### [What the task requires]
Would you reproduce each of the records below precisely, with the pictures left out?

*** Available data ***

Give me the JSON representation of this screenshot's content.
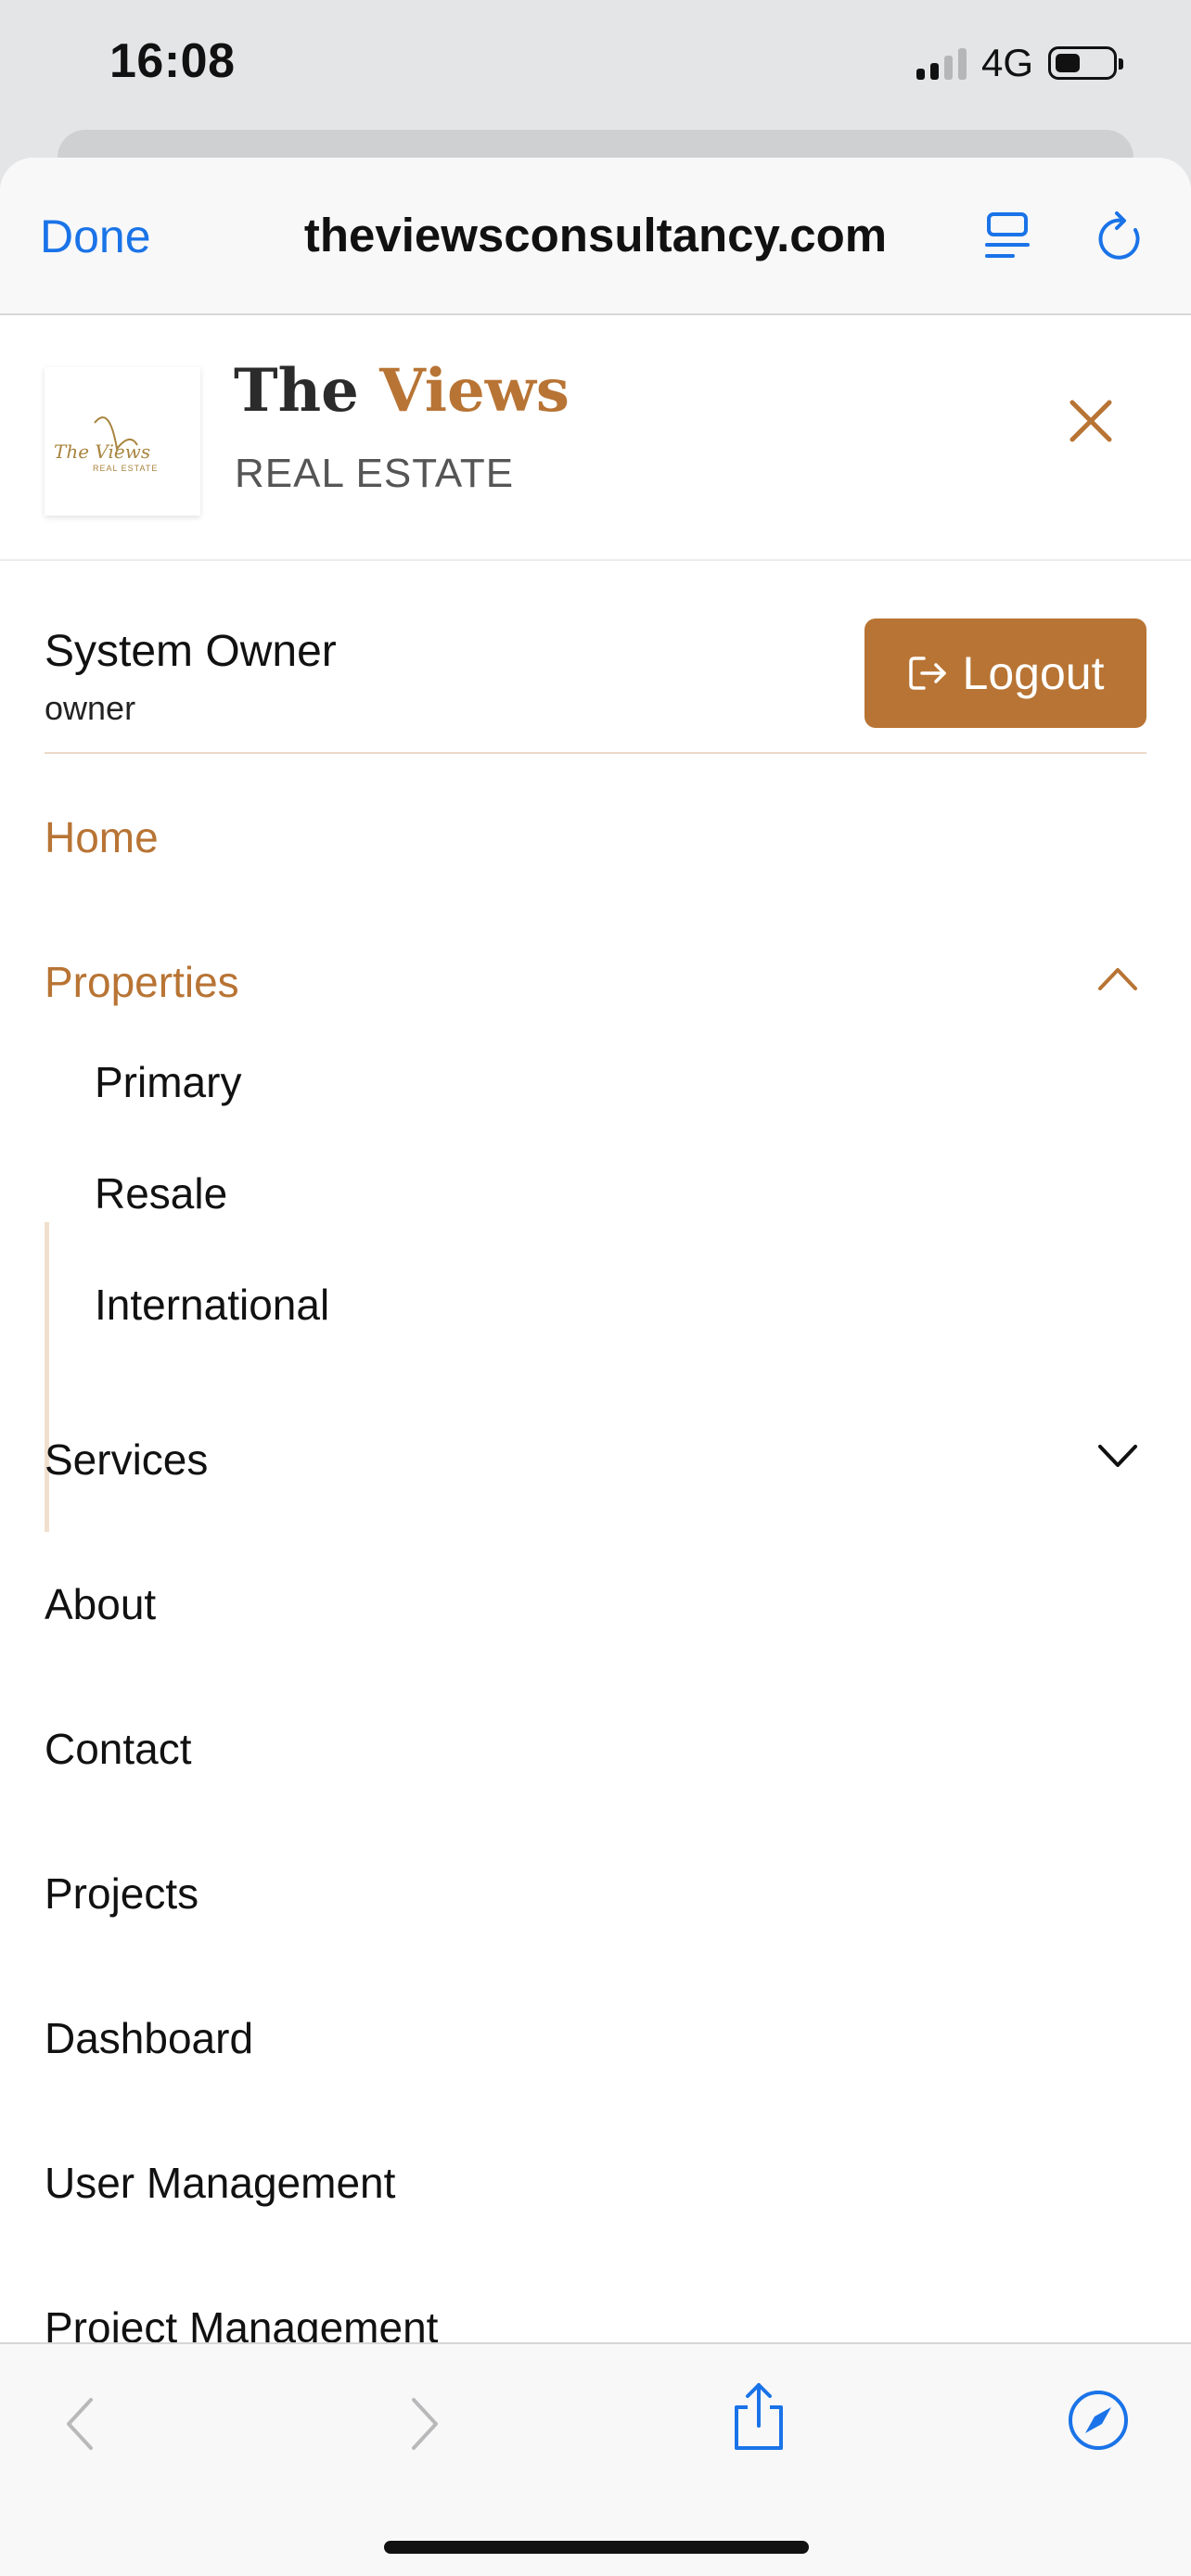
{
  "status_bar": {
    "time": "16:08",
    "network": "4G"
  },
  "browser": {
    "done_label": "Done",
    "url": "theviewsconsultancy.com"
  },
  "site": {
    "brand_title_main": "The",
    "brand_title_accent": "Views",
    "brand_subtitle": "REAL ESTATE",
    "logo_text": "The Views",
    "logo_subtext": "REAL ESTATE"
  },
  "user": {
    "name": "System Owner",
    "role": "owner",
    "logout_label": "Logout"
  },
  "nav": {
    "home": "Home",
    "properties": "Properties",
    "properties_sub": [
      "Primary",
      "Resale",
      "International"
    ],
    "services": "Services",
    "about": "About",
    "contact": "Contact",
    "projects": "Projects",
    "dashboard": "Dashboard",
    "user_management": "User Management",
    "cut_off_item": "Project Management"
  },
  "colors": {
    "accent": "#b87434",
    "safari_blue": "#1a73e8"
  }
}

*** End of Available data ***

### [Result below]
Give me the JSON representation of this screenshot's content.
{
  "status_bar": {
    "time": "16:08",
    "network": "4G"
  },
  "browser": {
    "done_label": "Done",
    "url": "theviewsconsultancy.com"
  },
  "site": {
    "brand_title_main": "The",
    "brand_title_accent": "Views",
    "brand_subtitle": "REAL ESTATE",
    "logo_text": "The Views",
    "logo_subtext": "REAL ESTATE"
  },
  "user": {
    "name": "System Owner",
    "role": "owner",
    "logout_label": "Logout"
  },
  "nav": {
    "home": "Home",
    "properties": "Properties",
    "properties_sub": [
      "Primary",
      "Resale",
      "International"
    ],
    "services": "Services",
    "about": "About",
    "contact": "Contact",
    "projects": "Projects",
    "dashboard": "Dashboard",
    "user_management": "User Management",
    "cut_off_item": "Project Management"
  },
  "colors": {
    "accent": "#b87434",
    "safari_blue": "#1a73e8"
  }
}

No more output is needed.